(WHAT THE EXERCISE ASKS) Set the data down once more, exactly as it is written.
(THE DATA Opens)
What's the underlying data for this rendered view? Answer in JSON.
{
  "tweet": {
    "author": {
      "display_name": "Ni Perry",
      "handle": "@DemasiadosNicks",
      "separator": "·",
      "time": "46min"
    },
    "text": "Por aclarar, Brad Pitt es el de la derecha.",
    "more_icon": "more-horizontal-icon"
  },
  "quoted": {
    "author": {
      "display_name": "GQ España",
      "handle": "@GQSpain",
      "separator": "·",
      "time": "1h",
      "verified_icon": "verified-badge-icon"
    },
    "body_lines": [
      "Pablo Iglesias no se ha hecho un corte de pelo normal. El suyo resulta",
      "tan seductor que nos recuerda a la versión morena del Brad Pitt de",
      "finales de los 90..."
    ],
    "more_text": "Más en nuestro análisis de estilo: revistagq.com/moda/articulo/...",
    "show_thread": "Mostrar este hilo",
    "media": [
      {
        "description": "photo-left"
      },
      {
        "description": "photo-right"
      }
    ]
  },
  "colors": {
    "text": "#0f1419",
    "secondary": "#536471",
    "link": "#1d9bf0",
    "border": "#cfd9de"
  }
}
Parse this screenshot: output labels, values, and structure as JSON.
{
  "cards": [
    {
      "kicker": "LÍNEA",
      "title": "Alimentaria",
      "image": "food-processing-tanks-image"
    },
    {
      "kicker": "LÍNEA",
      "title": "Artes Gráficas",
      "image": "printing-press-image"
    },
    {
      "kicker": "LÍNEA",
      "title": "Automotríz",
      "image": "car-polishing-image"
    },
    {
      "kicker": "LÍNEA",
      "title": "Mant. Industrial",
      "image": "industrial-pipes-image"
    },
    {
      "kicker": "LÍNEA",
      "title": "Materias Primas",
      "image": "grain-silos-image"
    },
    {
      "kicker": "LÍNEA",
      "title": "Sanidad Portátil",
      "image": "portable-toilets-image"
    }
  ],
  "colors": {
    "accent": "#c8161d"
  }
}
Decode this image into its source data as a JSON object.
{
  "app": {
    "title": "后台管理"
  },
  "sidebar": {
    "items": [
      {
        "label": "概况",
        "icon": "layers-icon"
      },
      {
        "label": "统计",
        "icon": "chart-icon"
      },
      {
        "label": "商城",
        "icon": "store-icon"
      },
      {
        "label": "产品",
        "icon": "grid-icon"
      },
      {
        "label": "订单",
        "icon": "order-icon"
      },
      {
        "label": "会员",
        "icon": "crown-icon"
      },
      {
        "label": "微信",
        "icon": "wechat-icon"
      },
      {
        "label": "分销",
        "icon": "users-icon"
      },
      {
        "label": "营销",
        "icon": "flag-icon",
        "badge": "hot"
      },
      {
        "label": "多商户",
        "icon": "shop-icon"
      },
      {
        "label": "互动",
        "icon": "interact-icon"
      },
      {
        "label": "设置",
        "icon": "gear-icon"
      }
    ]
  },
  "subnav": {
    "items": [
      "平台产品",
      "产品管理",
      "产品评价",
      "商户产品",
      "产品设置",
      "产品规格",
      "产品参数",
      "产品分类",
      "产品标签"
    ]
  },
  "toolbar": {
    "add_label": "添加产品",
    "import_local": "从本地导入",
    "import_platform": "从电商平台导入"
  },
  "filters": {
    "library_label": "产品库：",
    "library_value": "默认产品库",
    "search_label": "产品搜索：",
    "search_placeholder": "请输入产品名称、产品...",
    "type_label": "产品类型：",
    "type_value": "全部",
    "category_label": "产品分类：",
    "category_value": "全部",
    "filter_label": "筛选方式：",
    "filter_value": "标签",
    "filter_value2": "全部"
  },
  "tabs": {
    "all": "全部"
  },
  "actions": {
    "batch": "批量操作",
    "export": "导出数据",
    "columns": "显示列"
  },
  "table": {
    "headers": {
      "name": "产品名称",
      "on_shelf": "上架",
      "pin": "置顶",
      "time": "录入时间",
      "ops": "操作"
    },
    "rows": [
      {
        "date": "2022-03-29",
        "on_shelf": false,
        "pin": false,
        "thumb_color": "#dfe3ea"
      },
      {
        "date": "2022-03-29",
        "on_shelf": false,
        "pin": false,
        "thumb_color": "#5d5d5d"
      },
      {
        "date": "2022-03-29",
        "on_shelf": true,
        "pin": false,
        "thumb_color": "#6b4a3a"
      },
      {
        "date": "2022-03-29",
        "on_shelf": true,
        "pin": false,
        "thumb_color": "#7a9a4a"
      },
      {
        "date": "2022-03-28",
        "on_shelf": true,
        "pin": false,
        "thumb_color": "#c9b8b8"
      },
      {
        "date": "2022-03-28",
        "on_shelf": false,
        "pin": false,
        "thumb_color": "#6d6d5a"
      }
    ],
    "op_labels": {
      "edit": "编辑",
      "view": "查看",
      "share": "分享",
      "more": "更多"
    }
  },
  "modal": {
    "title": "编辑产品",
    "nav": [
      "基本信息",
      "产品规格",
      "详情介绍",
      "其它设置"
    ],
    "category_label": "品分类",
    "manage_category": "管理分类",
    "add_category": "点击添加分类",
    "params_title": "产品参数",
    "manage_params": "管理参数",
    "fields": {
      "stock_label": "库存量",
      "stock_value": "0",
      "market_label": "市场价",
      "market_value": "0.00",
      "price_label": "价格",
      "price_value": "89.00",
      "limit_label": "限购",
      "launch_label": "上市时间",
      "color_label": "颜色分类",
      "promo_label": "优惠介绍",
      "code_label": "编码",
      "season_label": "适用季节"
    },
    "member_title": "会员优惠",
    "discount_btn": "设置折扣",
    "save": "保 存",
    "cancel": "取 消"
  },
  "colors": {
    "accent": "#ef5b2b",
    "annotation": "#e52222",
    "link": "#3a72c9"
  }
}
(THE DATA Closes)
(SOLUTION TO THIS EXERCISE)
What's the underlying data for this rendered view? Answer in JSON.
{
  "tweet": {
    "author": {
      "display_name": "Ni Perry",
      "handle": "@DemasiadosNicks",
      "separator": "·",
      "time": "46min"
    },
    "text": "Por aclarar, Brad Pitt es el de la derecha.",
    "more_icon": "more-horizontal-icon"
  },
  "quoted": {
    "author": {
      "display_name": "GQ España",
      "handle": "@GQSpain",
      "separator": "·",
      "time": "1h",
      "verified_icon": "verified-badge-icon"
    },
    "body_lines": [
      "Pablo Iglesias no se ha hecho un corte de pelo normal. El suyo resulta",
      "tan seductor que nos recuerda a la versión morena del Brad Pitt de",
      "finales de los 90..."
    ],
    "more_text": "Más en nuestro análisis de estilo: revistagq.com/moda/articulo/...",
    "show_thread": "Mostrar este hilo",
    "media": [
      {
        "description": "photo-left"
      },
      {
        "description": "photo-right"
      }
    ]
  },
  "colors": {
    "text": "#0f1419",
    "secondary": "#536471",
    "link": "#1d9bf0",
    "border": "#cfd9de"
  }
}
Parse this screenshot: output labels, values, and structure as JSON.
{
  "cards": [
    {
      "kicker": "LÍNEA",
      "title": "Alimentaria",
      "image": "food-processing-tanks-image"
    },
    {
      "kicker": "LÍNEA",
      "title": "Artes Gráficas",
      "image": "printing-press-image"
    },
    {
      "kicker": "LÍNEA",
      "title": "Automotríz",
      "image": "car-polishing-image"
    },
    {
      "kicker": "LÍNEA",
      "title": "Mant. Industrial",
      "image": "industrial-pipes-image"
    },
    {
      "kicker": "LÍNEA",
      "title": "Materias Primas",
      "image": "grain-silos-image"
    },
    {
      "kicker": "LÍNEA",
      "title": "Sanidad Portátil",
      "image": "portable-toilets-image"
    }
  ],
  "colors": {
    "accent": "#c8161d"
  }
}
Decode this image into its source data as a JSON object.
{
  "app": {
    "title": "后台管理"
  },
  "sidebar": {
    "items": [
      {
        "label": "概况",
        "icon": "layers-icon"
      },
      {
        "label": "统计",
        "icon": "chart-icon"
      },
      {
        "label": "商城",
        "icon": "store-icon"
      },
      {
        "label": "产品",
        "icon": "grid-icon"
      },
      {
        "label": "订单",
        "icon": "order-icon"
      },
      {
        "label": "会员",
        "icon": "crown-icon"
      },
      {
        "label": "微信",
        "icon": "wechat-icon"
      },
      {
        "label": "分销",
        "icon": "users-icon"
      },
      {
        "label": "营销",
        "icon": "flag-icon",
        "badge": "hot"
      },
      {
        "label": "多商户",
        "icon": "shop-icon"
      },
      {
        "label": "互动",
        "icon": "interact-icon"
      },
      {
        "label": "设置",
        "icon": "gear-icon"
      }
    ]
  },
  "subnav": {
    "items": [
      "平台产品",
      "产品管理",
      "产品评价",
      "商户产品",
      "产品设置",
      "产品规格",
      "产品参数",
      "产品分类",
      "产品标签"
    ]
  },
  "toolbar": {
    "add_label": "添加产品",
    "import_local": "从本地导入",
    "import_platform": "从电商平台导入"
  },
  "filters": {
    "library_label": "产品库：",
    "library_value": "默认产品库",
    "search_label": "产品搜索：",
    "search_placeholder": "请输入产品名称、产品...",
    "type_label": "产品类型：",
    "type_value": "全部",
    "category_label": "产品分类：",
    "category_value": "全部",
    "filter_label": "筛选方式：",
    "filter_value": "标签",
    "filter_value2": "全部"
  },
  "tabs": {
    "all": "全部"
  },
  "actions": {
    "batch": "批量操作",
    "export": "导出数据",
    "columns": "显示列"
  },
  "table": {
    "headers": {
      "name": "产品名称",
      "on_shelf": "上架",
      "pin": "置顶",
      "time": "录入时间",
      "ops": "操作"
    },
    "rows": [
      {
        "date": "2022-03-29",
        "on_shelf": false,
        "pin": false,
        "thumb_color": "#dfe3ea"
      },
      {
        "date": "2022-03-29",
        "on_shelf": false,
        "pin": false,
        "thumb_color": "#5d5d5d"
      },
      {
        "date": "2022-03-29",
        "on_shelf": true,
        "pin": false,
        "thumb_color": "#6b4a3a"
      },
      {
        "date": "2022-03-29",
        "on_shelf": true,
        "pin": false,
        "thumb_color": "#7a9a4a"
      },
      {
        "date": "2022-03-28",
        "on_shelf": true,
        "pin": false,
        "thumb_color": "#c9b8b8"
      },
      {
        "date": "2022-03-28",
        "on_shelf": false,
        "pin": false,
        "thumb_color": "#6d6d5a"
      }
    ],
    "op_labels": {
      "edit": "编辑",
      "view": "查看",
      "share": "分享",
      "more": "更多"
    }
  },
  "modal": {
    "title": "编辑产品",
    "nav": [
      "基本信息",
      "产品规格",
      "详情介绍",
      "其它设置"
    ],
    "category_label": "品分类",
    "manage_category": "管理分类",
    "add_category": "点击添加分类",
    "params_title": "产品参数",
    "manage_params": "管理参数",
    "fields": {
      "stock_label": "库存量",
      "stock_value": "0",
      "market_label": "市场价",
      "market_value": "0.00",
      "price_label": "价格",
      "price_value": "89.00",
      "limit_label": "限购",
      "launch_label": "上市时间",
      "color_label": "颜色分类",
      "promo_label": "优惠介绍",
      "code_label": "编码",
      "season_label": "适用季节"
    },
    "member_title": "会员优惠",
    "discount_btn": "设置折扣",
    "save": "保 存",
    "cancel": "取 消"
  },
  "colors": {
    "accent": "#ef5b2b",
    "annotation": "#e52222",
    "link": "#3a72c9"
  }
}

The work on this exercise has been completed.